The basic underlying question rarely asked of playable races and subraces is what the point actually is of having them and where the appeal lies. Gygax was quite frank when questioned about his motive for their inclusion, which was that the Lord of the Rings was enjoying an unprecedented popularity at the time as the touchstone for fantasy and he hoped to harness that for commercial purposes. Bearing in mind the ever controversial demi-human level advancement limitations and discouragement in the Dungeon Master's Guide as to monsters as player characters, this does ring true; Gygaxian Dungeons & Dragons is human-centric. However, it does not really answer the question, which is why is it that people desire to play non-human characters in the first place? A passable case could be made for it being chiefly about escapism, shedding even humanity in a bid to get as far away from the mundanity of life as possible, and for some people this may well be true. Really, though, that is a fantasy underlying a fantasy, inherent humanity is a basic limitation on the ability of the mind to explore any imagined landscape. It is this that leads to the assertion that playing a demi-human is typically nothing more than playing a human in a “funny suit”.

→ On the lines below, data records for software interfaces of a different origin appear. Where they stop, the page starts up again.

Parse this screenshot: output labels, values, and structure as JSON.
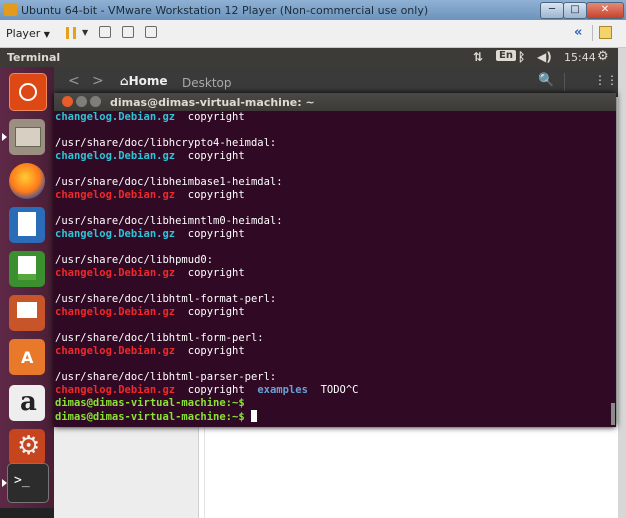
{
  "window": {
    "title": "Ubuntu 64-bit - VMware Workstation 12 Player (Non-commercial use only)",
    "min": "─",
    "max": "□",
    "close": "✕"
  },
  "vm_toolbar": {
    "player_label": "Player",
    "arrow": "▼",
    "back": "«"
  },
  "panel": {
    "title": "Terminal",
    "net": "⇅",
    "keyboard": "En",
    "bluetooth": "ᛒ",
    "volume": "◀)",
    "clock": "15:44",
    "gear": "⚙"
  },
  "nautilus": {
    "back": "<",
    "forward": ">",
    "home": "⌂Home",
    "desktop": "Desktop",
    "search": "🔍",
    "menu": "⋮⋮"
  },
  "terminal": {
    "title": "dimas@dimas-virtual-machine: ~",
    "prompt": "dimas@dimas-virtual-machine:~$",
    "entries": [
      {
        "dir": "",
        "files": [
          {
            "text": "changelog.Debian.gz",
            "color": "cyan"
          },
          {
            "text": "copyright",
            "color": "white"
          }
        ]
      },
      {
        "dir": "/usr/share/doc/libhcrypto4-heimdal:",
        "files": [
          {
            "text": "changelog.Debian.gz",
            "color": "cyan"
          },
          {
            "text": "copyright",
            "color": "white"
          }
        ]
      },
      {
        "dir": "/usr/share/doc/libheimbase1-heimdal:",
        "files": [
          {
            "text": "changelog.Debian.gz",
            "color": "red"
          },
          {
            "text": "copyright",
            "color": "white"
          }
        ]
      },
      {
        "dir": "/usr/share/doc/libheimntlm0-heimdal:",
        "files": [
          {
            "text": "changelog.Debian.gz",
            "color": "cyan"
          },
          {
            "text": "copyright",
            "color": "white"
          }
        ]
      },
      {
        "dir": "/usr/share/doc/libhpmud0:",
        "files": [
          {
            "text": "changelog.Debian.gz",
            "color": "red"
          },
          {
            "text": "copyright",
            "color": "white"
          }
        ]
      },
      {
        "dir": "/usr/share/doc/libhtml-format-perl:",
        "files": [
          {
            "text": "changelog.Debian.gz",
            "color": "red"
          },
          {
            "text": "copyright",
            "color": "white"
          }
        ]
      },
      {
        "dir": "/usr/share/doc/libhtml-form-perl:",
        "files": [
          {
            "text": "changelog.Debian.gz",
            "color": "red"
          },
          {
            "text": "copyright",
            "color": "white"
          }
        ]
      },
      {
        "dir": "/usr/share/doc/libhtml-parser-perl:",
        "files": [
          {
            "text": "changelog.Debian.gz",
            "color": "red"
          },
          {
            "text": "copyright",
            "color": "white"
          },
          {
            "text": "examples",
            "color": "blue"
          },
          {
            "text": "TODO^C",
            "color": "white"
          }
        ]
      }
    ],
    "prompt_lines": 2
  },
  "launcher": [
    {
      "name": "dash-icon",
      "id": "app-dash"
    },
    {
      "name": "files-icon",
      "id": "app-files"
    },
    {
      "name": "firefox-icon",
      "id": "app-firefox"
    },
    {
      "name": "libreoffice-writer-icon",
      "id": "app-writer"
    },
    {
      "name": "libreoffice-calc-icon",
      "id": "app-calc"
    },
    {
      "name": "libreoffice-impress-icon",
      "id": "app-impress"
    },
    {
      "name": "software-center-icon",
      "id": "app-software"
    },
    {
      "name": "amazon-icon",
      "id": "app-amazon"
    },
    {
      "name": "system-settings-icon",
      "id": "app-settings"
    },
    {
      "name": "terminal-icon",
      "id": "app-terminal"
    }
  ],
  "colors": {
    "terminal_bg": "#300a24",
    "cyan": "#2fc3d8",
    "red": "#ef2929",
    "blue": "#6a9fd8",
    "green": "#8ae234"
  }
}
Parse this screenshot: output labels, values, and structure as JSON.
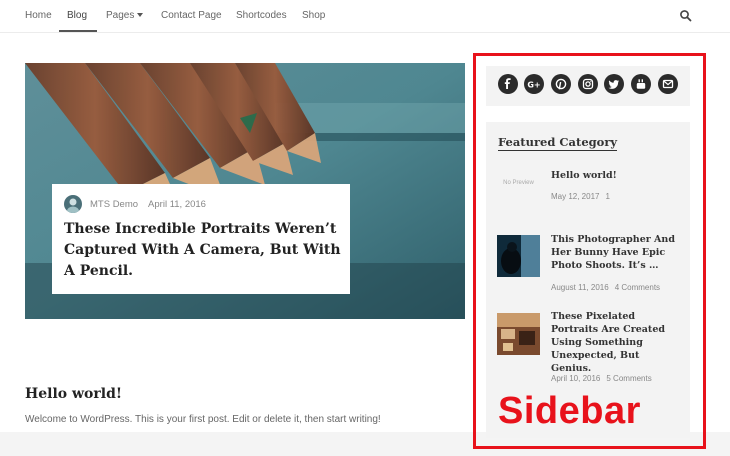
{
  "nav": {
    "items": [
      {
        "label": "Home"
      },
      {
        "label": "Blog"
      },
      {
        "label": "Pages"
      },
      {
        "label": "Contact Page"
      },
      {
        "label": "Shortcodes"
      },
      {
        "label": "Shop"
      }
    ],
    "active": "Blog"
  },
  "hero": {
    "author": "MTS Demo",
    "date": "April 11, 2016",
    "title": "These Incredible Portraits Weren’t Captured With A Camera, But With A Pencil."
  },
  "post": {
    "title": "Hello world!",
    "excerpt": "Welcome to WordPress. This is your first post. Edit or delete it, then start writing!"
  },
  "sidebar": {
    "social_icons": [
      "facebook-icon",
      "google-plus-icon",
      "pinterest-icon",
      "instagram-icon",
      "twitter-icon",
      "youtube-icon",
      "email-icon"
    ],
    "featured": {
      "heading": "Featured Category",
      "no_preview": "No Preview",
      "items": [
        {
          "title": "Hello world!",
          "date": "May 12, 2017",
          "comments": "1"
        },
        {
          "title": "This Photographer And Her Bunny Have Epic Photo Shoots. It’s …",
          "date": "August 11, 2016",
          "comments": "4 Comments"
        },
        {
          "title": "These Pixelated Portraits Are Created Using Something Unexpected, But Genius.",
          "date": "April 10, 2016",
          "comments": "5 Comments"
        }
      ]
    },
    "label": "Sidebar"
  },
  "colors": {
    "annotation_red": "#e8121b",
    "widget_bg": "#f3f3f3"
  }
}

Such sardonic condemnation somewhat misses the point of playing a demi-human, though, and that is role emulation. It is no coincidence that so many new players name their first halfling Bilbo, their first dwarf Gimli, or have a Tanis Half-Elven. Perhaps the most alluring prospect of adventure games is the ability to step into the skin of a beloved literary character and assume their role, or one close to it. That is the actual purpose of playable demi-human races, not to escape human experience, but to facilitate the exploration of a particular character or archetype, often including its own subversion. A subrace usually isolates particular characteristics and repackages them as something new, dwarves that definitely live in mountains for instance, narrowing the role for the player in advance. Essentially it comes back to the question of abstraction versus specificity, with subraces as a means of increasing the degree of the latter at the expense of the former. More detail determined in advance of contact with the imagination of the player, more structure and uniformity with less room for deviation and innovation. Not that such is inherently bad; it is just that treating a subrace as an optimised version of a race rather defeats the point.